It has been a wonderful start to the school year. My son’s Learning Support teacher held a presentation/talk with his new teachers to share general information about what Asperger’s can look like in the classroom,and about my son’s specific idiosyncrasies and learning style. This is something that I fought to get included in his IEP at the end of his 2nd grade year: some sort of teacher reading or training prior to the start of school. While I got some push-back at first, “Do you mean to tell me you are deciding what training my teachers will have over the summer?”, it is a very important part of the process of “teaching” my son. I’ve gotten only positive feedback from teachers, thankful they got a heads up about how to understand a new student to them. Every teacher has used this information to connect to “what works” in the classroom for this specific child on the spectrum, to make both his/her and my son’s life a little easier.

This past week (first week of school), I’ve gotten an email or a call from a number of his teachers. They have shared many positives and then added in a question or comment. Please send in a water bottle. He is getting along well with others. He shut down for this writing assignment – just wanted you to know and offer any support you can at home. Extremely helpful communication. These wonderful educators have helped to quell my fears of the transition to middle school. They seem to “see” my son for his abilities and look past the quirks of his behavior as a result. It’s early on, to be sure, but it is such an encouraging start.

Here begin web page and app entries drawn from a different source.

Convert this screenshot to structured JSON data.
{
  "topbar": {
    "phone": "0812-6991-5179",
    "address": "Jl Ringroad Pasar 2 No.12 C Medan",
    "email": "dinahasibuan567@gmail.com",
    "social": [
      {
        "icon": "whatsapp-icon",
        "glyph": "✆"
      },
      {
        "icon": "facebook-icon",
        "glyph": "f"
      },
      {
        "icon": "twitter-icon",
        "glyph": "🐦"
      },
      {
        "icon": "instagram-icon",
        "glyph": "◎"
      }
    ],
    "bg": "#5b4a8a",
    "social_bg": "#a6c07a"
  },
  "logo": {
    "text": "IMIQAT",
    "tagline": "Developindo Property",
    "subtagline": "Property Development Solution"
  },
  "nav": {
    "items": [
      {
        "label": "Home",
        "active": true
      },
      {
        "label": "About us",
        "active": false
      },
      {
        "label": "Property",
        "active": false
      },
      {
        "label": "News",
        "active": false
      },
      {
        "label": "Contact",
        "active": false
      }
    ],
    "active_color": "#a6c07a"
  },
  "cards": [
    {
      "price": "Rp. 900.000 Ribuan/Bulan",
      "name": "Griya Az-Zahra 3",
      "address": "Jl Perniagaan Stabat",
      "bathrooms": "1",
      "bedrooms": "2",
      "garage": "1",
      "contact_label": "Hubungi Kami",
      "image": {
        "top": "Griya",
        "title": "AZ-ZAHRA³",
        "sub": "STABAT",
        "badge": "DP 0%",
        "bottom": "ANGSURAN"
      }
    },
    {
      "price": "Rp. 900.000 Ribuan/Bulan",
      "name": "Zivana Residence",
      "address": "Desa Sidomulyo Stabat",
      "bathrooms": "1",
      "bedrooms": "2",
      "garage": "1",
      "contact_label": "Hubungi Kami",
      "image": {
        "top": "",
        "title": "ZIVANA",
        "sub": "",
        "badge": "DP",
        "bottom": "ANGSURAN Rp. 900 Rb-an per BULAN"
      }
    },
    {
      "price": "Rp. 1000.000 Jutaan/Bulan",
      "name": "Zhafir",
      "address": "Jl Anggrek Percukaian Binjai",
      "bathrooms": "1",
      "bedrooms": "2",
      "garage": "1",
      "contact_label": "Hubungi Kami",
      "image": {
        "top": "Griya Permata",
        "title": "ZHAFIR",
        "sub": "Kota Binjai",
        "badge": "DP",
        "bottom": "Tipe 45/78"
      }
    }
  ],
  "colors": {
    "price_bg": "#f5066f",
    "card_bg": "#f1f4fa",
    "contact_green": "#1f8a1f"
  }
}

I learned something new this week about my son as well. The middle school offers many electives that were never options in elementary school. Luckily, the Family and Consumer Science teacher emailed after her meeting with the Learning Support teacher to share that he would be scheduled for “cooking” this semester. While I am unreasonably addicted to anything Food Network, my son has had a history of aversion to foods. He is no longer on the “white” or starch diet, like he was when he was younger. To be honest, his eating, compared to what many parents face, is a non-issue. But, we cannot just go to a family BBQ without bringing along something that he will eat. He only orders mac and cheese when we go out. One time, he went to dinner with a friend and his family. He got the adult mac and cheese with bread crumbs on top. Back into the kitchen it went.

He struggles to sit near anyone who is eating slimy foods: bananas, yogurt, etc. He cannot eat real ice cream (too cold). It needs to be soft serve. So, when I started reading the email about the class, I started to have a mini-panic attack. In addition to his aversion to many new foods, he is also taking the class with students a year older (so he can take a more advanced math afterward). I started to worry about the older kids not tolerating this behavior. But, thankfully, in communicating early, we were able to brainstorm some solutions. First, since my son is an avid math student, the teacher plans to build to his strengths as she discusses measurements, which are vital in making recipes. He is so intrigued by the numbers and tools associated with cooking, that he pointed out a number of things to us in Target yesterday. Then, she spoke with him about wanting, but not making him, try new foods. He was put at ease to know that it’s his decision entirely, and his grade will not reflect poorly if he says no. Without that heads up for the teacher (about my son), neither of us would have realized that he was headed into a potentially difficult situation, that he would not have been able to show flexibility for, due to not being prepared for what he was to face in the classroom.

I wanted to share that, even after eleven years, there are still new things for me to learn about my son. I also am very grateful for a school system that works for my child.

Have a wonderful school year!